-- PROBLEM DETAILS --
Copy, from the data below, every line that has "toParent" in it.

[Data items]
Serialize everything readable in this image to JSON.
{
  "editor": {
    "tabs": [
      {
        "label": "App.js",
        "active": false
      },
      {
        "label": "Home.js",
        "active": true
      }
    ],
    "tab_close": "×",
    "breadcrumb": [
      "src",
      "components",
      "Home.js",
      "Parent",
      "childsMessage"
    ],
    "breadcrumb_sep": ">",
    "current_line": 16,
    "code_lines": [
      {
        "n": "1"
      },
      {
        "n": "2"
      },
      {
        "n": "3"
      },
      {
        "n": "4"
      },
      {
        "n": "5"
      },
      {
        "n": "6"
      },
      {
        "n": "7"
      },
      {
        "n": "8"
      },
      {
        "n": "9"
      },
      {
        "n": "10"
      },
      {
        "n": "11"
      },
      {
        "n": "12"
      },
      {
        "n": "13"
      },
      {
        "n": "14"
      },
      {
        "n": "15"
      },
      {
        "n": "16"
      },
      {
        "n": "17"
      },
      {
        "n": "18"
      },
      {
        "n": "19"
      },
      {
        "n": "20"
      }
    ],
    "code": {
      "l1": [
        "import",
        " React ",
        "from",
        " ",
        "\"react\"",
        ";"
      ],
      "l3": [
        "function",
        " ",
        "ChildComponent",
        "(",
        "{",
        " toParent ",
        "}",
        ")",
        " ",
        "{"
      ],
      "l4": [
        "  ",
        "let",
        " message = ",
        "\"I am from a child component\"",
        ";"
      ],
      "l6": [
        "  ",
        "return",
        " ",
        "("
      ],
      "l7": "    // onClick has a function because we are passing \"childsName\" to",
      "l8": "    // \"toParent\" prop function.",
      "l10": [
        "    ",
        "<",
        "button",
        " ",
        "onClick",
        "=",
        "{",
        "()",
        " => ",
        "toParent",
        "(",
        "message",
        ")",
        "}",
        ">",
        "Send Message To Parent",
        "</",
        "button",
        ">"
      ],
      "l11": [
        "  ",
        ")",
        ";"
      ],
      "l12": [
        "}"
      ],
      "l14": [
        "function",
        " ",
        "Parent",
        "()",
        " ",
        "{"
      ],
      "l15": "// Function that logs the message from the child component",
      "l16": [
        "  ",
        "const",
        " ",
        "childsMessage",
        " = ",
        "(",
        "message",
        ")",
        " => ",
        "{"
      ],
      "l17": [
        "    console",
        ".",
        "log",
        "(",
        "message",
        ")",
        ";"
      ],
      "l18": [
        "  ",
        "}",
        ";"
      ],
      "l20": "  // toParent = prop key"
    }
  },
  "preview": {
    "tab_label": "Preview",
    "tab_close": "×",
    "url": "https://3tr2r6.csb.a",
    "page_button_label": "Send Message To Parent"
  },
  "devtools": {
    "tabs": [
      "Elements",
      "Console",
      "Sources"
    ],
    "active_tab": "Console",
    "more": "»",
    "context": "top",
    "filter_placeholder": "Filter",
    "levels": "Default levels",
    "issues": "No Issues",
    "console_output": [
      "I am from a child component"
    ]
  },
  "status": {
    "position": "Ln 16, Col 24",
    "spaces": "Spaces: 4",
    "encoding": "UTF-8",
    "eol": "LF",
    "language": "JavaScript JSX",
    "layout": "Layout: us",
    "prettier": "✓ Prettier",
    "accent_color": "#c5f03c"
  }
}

-- EXPECTED ANSWER --
        " toParent ",
      "l8": "    // \"toParent\" prop function.",
        "toParent",
      "l20": "  // toParent = prop key"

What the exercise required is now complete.